Amicus brief filed in Fourth Circuit Court of Appeals on behalf of man held at gunpoint, searched and questioned by private security guards.

Chesterfield County, VA – The ACLU of Virginia has filed a friend-of-the-court brief asking the entire Fourth Circuit Court of Appeals to reverse an earlier three-judge panel decision that private security guards are not bound by the Constitution when detaining and arresting suspects.
“The reality is that we now have twice as many private security guards, armed and wearing uniforms, as we do public police,” said ACLU of Virginia Executive Director Kent Willis.  “The government vets them, requires them to be trained and registered, and gives them the power of arrest and search.  Common sense -- and hopefully the law  -- dictates that private security guards be required to follow constitutional protocol when they point a gun at you.”
The ACLU’s brief argues that private security guards are state actors, much like police officers, even though they are not employed by the government.  The case in question stems from a 2008 incident at a Chesterfield County apartment complex in which private security guards drew their weapons on an individual who was acting suspiciously.  The guards then questioned the suspect without giving a Miranda warning and searched him.
The lower court found that the suspect’s constitutional rights were violated because the security guards should have followed the same protocol required of police officers when detaining and searching a suspect.  On appeal, however, a split decision from a three-judge panel of the Fourth Circuit held that the security guards were privately employed and therefore not bound by the Constitution.
In its brief, the ACLU of Virginia argues that state regulation of security guards and dramatic increases in the number of private security guards in recent years have changed their role in our society.  It is estimated that there are now 2 million private security guards, compared to 725,000 public law enforcement officers.  Because private security guards are authorized and regulated by the state and in many instances perform traditional police functions, they are de facto public police.  Allowing private police to operate outside constitutional constraints permits the government to sidestep constitutional protections for criminal suspects.

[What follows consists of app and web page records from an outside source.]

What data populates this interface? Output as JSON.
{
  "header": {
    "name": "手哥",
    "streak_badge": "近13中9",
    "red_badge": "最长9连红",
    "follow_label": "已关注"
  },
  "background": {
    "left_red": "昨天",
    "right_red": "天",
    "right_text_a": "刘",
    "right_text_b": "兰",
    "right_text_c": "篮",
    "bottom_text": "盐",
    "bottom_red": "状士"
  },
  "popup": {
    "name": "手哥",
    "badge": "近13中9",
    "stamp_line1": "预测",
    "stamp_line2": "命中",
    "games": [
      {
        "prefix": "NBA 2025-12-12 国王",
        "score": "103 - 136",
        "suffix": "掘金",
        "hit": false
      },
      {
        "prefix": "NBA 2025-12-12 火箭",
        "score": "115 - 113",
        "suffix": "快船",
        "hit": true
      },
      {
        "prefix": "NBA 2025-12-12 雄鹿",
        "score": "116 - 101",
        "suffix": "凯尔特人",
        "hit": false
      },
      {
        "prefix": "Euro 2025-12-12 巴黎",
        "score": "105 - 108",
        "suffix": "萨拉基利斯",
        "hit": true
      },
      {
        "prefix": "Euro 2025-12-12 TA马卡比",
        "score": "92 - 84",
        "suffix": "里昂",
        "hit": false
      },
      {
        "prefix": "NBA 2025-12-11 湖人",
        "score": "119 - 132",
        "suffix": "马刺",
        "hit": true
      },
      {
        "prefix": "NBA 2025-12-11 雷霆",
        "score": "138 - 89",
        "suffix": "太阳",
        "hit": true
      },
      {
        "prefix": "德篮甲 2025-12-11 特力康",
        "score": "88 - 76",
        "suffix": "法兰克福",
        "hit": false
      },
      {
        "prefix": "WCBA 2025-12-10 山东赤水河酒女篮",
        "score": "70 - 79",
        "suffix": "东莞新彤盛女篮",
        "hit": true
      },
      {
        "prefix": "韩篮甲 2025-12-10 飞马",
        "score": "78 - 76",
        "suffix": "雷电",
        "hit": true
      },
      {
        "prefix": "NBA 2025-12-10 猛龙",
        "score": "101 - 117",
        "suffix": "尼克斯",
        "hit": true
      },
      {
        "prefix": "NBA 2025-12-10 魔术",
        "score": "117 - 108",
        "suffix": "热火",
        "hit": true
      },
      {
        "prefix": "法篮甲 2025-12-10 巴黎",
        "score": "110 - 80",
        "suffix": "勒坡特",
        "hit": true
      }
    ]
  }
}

The case is U.S. v. Day, 2010 WL 60900 (January 8, 2010).  A copy of the ACLU of Virginia’s amicus brief is available online at: